**Work to be completed:**
Among the records below, find each line bearing the word "structured" and copy it.

**Records for this exercise:**

■ ■ ■ ■ ■

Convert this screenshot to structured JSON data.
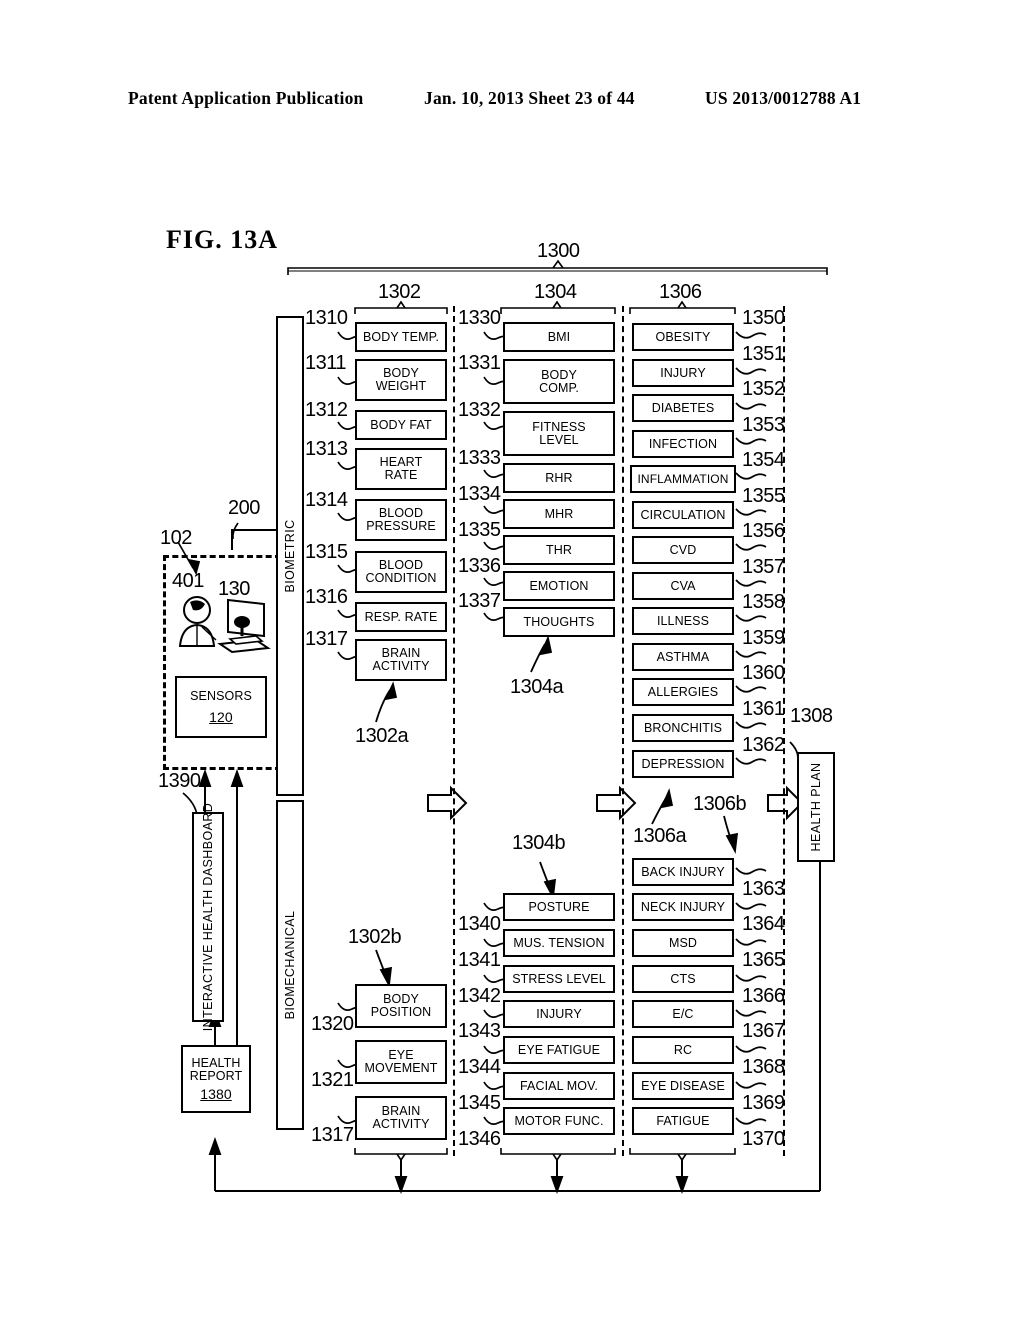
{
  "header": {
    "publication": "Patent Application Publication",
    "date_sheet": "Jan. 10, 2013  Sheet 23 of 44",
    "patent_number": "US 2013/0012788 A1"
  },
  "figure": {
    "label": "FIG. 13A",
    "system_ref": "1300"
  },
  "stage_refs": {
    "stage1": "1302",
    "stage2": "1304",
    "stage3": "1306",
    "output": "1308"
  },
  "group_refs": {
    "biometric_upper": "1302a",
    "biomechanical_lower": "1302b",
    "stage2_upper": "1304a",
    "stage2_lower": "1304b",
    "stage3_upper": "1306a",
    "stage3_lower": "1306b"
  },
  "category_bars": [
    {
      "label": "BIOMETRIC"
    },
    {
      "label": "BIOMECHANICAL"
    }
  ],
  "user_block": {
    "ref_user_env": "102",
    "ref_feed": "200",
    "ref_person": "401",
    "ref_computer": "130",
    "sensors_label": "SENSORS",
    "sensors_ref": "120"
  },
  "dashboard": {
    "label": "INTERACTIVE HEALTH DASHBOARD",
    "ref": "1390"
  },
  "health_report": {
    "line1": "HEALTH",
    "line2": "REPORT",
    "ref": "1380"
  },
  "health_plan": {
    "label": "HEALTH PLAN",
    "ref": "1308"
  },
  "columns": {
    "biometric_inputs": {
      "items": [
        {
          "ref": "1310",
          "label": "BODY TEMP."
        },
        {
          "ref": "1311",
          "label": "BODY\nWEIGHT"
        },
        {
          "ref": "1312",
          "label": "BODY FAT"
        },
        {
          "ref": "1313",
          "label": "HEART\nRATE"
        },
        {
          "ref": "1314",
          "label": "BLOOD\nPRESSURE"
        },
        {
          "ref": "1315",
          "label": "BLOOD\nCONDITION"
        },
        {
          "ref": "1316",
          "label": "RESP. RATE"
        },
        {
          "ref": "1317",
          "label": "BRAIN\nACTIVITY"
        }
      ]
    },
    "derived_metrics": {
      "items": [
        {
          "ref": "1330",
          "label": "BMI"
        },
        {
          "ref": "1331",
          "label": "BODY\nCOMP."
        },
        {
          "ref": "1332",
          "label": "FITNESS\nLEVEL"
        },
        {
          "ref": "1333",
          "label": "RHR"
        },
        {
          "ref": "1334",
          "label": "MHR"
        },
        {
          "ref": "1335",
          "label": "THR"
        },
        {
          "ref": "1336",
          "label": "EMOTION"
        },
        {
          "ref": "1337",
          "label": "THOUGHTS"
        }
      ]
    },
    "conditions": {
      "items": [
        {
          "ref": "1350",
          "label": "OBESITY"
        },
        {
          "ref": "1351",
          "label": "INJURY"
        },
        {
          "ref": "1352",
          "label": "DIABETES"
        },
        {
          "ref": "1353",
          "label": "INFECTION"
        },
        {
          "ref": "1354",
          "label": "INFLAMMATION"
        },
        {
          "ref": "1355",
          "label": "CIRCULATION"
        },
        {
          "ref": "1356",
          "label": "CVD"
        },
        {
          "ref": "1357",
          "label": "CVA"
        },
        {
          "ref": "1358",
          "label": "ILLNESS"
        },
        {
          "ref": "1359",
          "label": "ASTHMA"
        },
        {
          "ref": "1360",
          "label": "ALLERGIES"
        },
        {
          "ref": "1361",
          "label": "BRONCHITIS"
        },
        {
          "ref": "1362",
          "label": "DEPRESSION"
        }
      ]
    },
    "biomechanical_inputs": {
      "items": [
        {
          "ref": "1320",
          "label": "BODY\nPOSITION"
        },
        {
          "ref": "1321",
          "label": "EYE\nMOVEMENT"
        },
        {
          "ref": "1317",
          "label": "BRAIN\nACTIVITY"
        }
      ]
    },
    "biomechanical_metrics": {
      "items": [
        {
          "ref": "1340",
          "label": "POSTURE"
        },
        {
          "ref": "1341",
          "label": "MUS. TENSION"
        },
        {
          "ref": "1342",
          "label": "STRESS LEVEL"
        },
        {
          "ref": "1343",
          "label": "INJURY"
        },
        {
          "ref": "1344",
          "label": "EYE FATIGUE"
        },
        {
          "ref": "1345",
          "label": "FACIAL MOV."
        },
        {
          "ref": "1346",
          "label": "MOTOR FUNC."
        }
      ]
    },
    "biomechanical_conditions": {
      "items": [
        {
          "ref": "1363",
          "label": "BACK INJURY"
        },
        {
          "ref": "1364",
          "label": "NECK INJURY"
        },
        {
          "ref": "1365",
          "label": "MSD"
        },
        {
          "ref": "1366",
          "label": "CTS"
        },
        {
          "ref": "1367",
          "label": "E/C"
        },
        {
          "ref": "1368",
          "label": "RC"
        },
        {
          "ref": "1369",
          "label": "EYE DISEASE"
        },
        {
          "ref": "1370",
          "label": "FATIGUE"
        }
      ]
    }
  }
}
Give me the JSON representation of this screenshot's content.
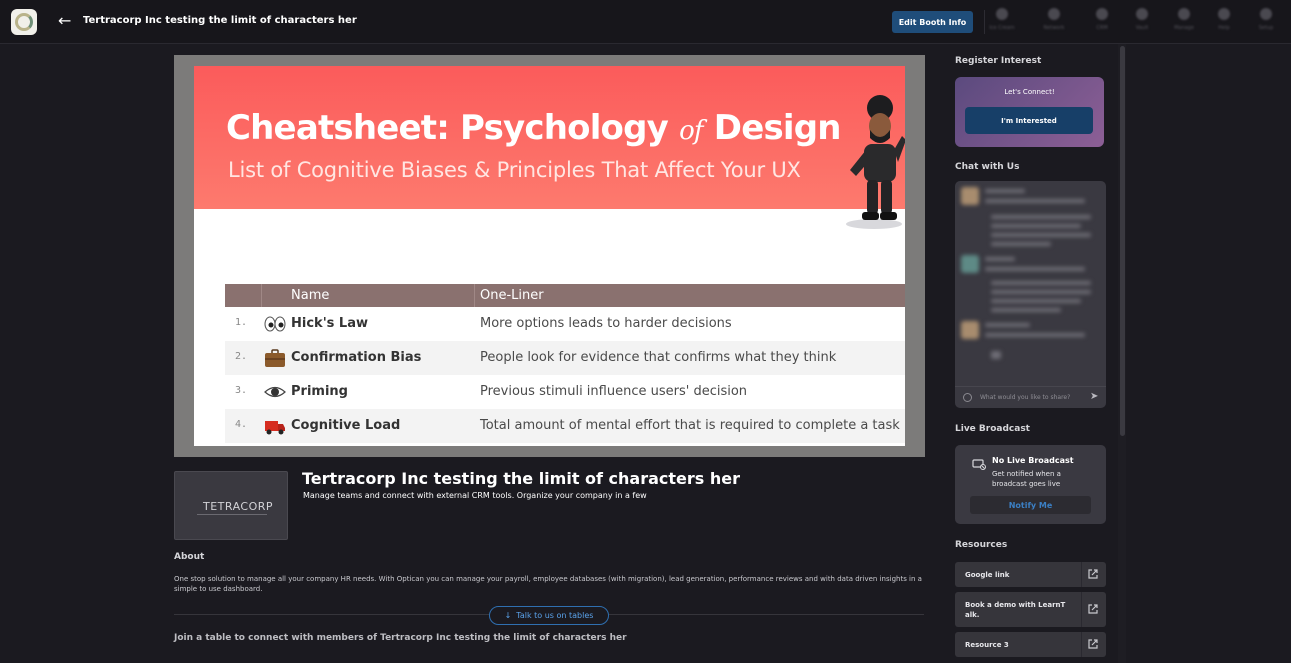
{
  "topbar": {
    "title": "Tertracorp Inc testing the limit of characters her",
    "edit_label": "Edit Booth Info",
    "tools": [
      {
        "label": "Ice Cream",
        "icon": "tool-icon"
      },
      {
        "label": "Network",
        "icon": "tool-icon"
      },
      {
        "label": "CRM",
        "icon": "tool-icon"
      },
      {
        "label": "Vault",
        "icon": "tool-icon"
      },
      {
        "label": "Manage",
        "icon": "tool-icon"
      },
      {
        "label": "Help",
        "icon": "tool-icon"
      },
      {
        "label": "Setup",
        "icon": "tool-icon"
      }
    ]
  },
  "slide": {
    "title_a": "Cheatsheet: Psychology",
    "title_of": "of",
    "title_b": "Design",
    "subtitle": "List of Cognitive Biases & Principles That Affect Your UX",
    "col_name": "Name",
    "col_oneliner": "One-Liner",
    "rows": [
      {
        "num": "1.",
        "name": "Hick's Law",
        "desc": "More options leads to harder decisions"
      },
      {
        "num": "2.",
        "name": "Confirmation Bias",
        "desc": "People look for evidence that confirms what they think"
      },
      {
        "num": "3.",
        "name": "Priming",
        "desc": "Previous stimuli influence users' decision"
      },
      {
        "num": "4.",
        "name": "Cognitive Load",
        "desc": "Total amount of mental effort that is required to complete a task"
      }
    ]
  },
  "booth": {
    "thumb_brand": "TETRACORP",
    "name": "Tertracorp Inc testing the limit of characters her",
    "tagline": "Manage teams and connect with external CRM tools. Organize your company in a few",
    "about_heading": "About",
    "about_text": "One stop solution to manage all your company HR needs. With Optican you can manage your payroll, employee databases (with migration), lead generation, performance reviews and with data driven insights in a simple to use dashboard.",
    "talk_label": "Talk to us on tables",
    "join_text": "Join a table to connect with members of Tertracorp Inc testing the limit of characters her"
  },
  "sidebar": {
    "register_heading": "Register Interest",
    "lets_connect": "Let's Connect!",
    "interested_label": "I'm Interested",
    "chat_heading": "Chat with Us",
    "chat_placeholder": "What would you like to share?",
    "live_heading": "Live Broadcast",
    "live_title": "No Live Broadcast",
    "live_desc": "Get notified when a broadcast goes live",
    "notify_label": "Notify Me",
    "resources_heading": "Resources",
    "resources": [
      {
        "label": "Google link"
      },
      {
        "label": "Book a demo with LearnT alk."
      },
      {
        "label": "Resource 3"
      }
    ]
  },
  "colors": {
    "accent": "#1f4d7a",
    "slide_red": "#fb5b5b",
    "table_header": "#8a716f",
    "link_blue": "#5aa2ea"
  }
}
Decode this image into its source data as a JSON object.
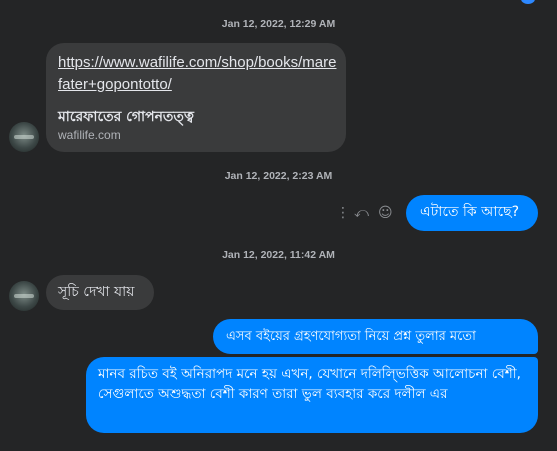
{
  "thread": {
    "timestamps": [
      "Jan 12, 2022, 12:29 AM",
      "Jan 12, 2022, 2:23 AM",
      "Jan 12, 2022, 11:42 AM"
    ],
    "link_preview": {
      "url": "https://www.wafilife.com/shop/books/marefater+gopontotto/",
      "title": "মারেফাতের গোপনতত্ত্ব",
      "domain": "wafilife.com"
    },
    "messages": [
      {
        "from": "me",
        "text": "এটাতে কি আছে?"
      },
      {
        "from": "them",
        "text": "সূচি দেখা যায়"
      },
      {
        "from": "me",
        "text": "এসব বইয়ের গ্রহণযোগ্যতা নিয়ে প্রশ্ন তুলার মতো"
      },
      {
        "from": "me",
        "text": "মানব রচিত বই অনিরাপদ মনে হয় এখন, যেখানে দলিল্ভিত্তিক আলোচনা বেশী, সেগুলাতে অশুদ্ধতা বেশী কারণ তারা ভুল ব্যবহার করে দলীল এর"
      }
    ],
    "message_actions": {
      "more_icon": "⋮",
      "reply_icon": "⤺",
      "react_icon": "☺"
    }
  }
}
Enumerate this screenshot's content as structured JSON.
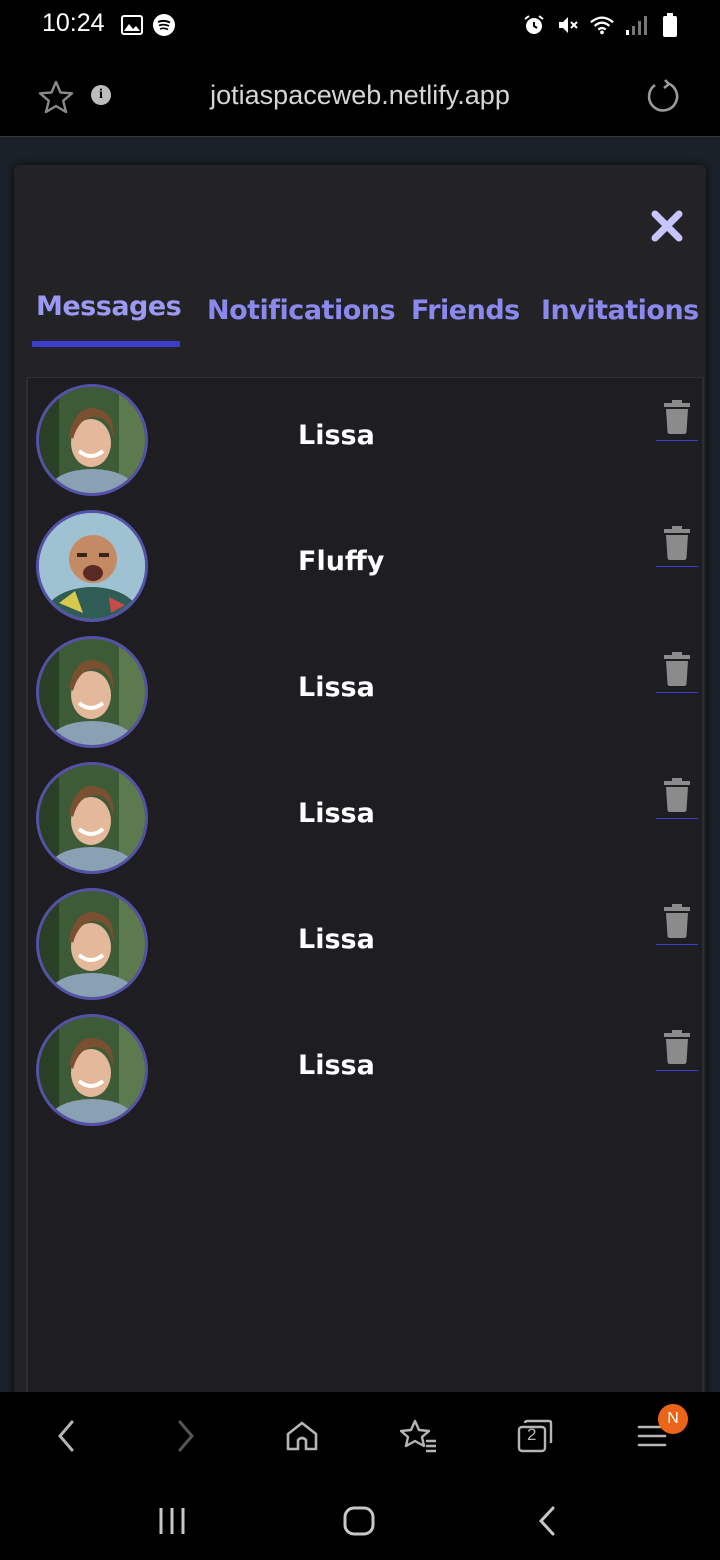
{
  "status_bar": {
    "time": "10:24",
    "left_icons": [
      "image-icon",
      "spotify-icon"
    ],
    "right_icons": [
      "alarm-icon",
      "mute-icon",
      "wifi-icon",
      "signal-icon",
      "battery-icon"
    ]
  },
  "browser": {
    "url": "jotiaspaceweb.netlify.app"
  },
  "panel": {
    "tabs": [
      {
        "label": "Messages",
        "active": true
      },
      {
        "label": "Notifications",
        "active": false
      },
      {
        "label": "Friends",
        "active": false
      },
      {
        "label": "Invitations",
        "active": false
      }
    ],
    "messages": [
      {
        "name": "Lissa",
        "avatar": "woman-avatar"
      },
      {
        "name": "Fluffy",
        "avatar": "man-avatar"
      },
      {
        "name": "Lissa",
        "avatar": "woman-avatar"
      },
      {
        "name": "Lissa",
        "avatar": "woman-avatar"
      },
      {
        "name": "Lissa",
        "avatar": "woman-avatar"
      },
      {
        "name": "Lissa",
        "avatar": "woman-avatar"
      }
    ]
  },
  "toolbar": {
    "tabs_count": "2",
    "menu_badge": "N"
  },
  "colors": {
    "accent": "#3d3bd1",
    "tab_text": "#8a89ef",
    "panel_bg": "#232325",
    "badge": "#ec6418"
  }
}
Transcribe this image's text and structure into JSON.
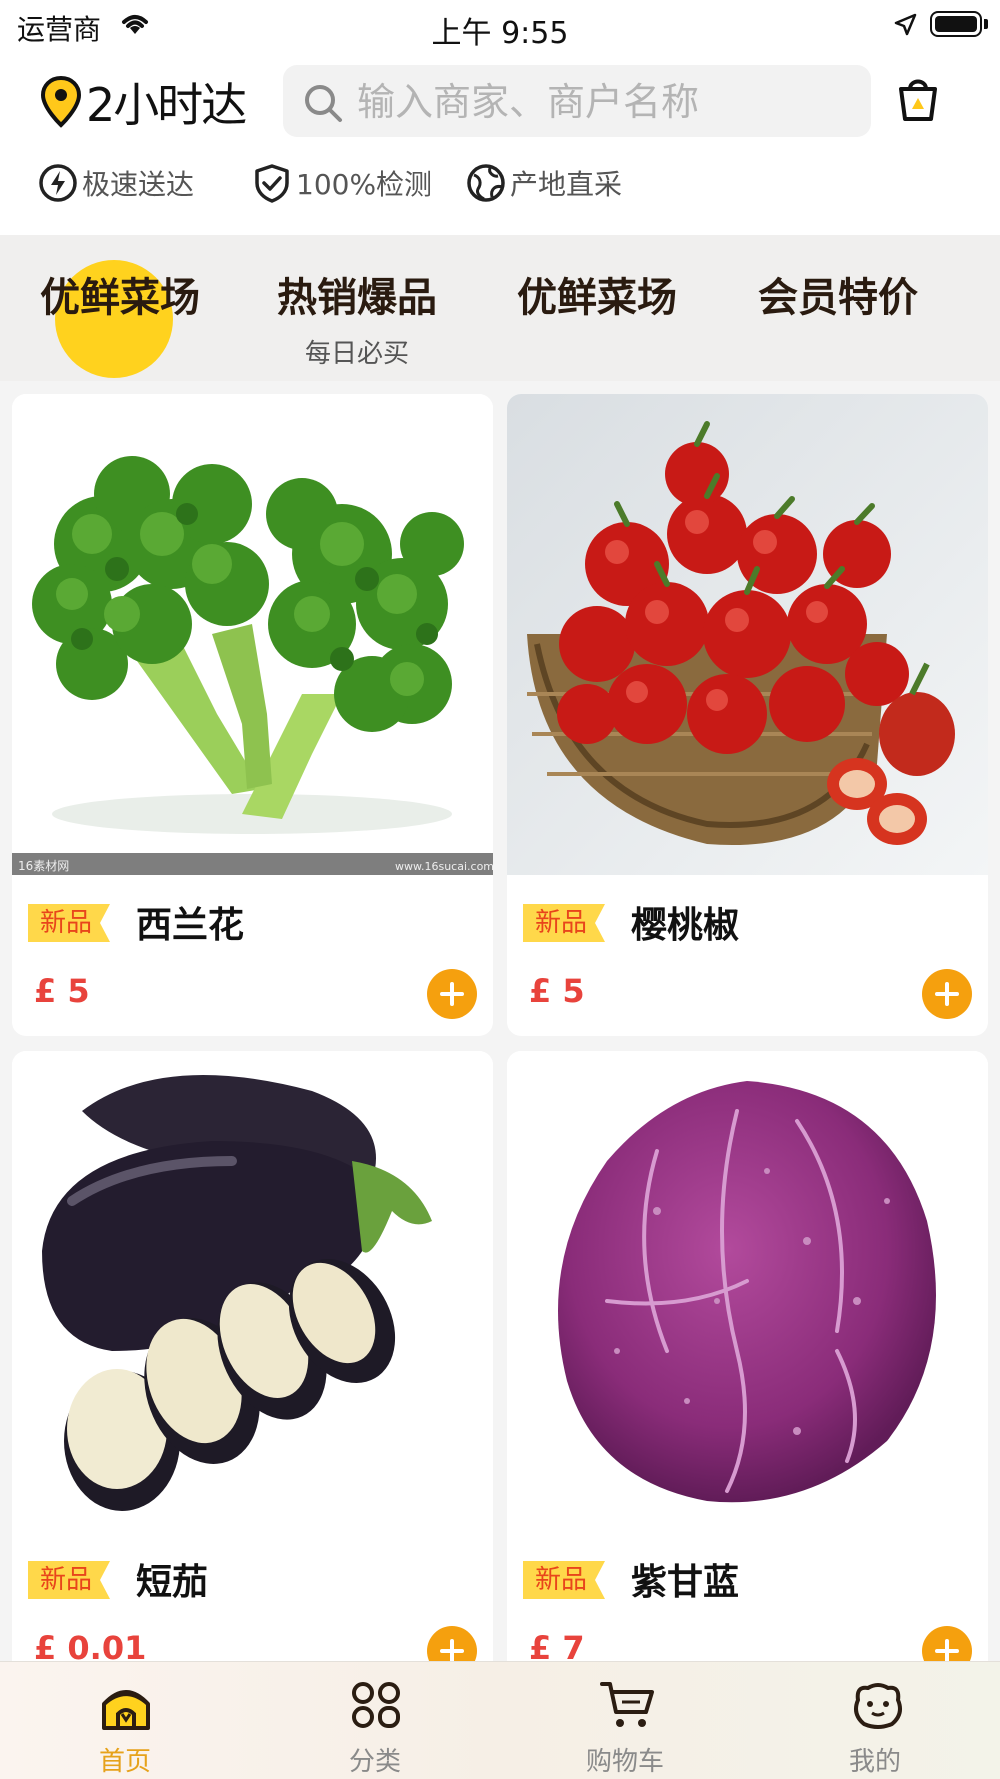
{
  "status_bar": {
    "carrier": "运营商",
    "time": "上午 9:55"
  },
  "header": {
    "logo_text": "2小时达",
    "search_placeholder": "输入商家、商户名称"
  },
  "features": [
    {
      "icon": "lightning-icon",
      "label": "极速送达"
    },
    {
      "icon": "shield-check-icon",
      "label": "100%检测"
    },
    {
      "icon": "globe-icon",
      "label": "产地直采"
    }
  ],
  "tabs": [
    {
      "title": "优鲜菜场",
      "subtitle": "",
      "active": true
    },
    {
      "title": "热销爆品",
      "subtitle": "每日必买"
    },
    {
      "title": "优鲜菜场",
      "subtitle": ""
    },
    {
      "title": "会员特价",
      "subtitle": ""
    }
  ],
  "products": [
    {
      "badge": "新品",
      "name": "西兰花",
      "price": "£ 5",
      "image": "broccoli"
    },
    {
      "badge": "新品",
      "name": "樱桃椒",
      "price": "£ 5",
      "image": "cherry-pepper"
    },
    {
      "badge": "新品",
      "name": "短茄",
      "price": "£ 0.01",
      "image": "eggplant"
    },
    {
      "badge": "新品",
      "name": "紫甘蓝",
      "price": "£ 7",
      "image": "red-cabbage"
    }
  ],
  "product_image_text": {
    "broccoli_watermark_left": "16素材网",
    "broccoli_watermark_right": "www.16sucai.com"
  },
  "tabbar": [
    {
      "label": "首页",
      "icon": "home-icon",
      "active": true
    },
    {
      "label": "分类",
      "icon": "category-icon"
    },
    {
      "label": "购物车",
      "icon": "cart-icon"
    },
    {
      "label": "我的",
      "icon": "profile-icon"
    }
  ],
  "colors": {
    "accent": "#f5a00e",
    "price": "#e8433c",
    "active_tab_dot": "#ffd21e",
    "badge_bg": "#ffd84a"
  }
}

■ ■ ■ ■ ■

**Exercise result:**
Convert this screenshot to structured JSON data.
Enumerate this screenshot's content as structured JSON.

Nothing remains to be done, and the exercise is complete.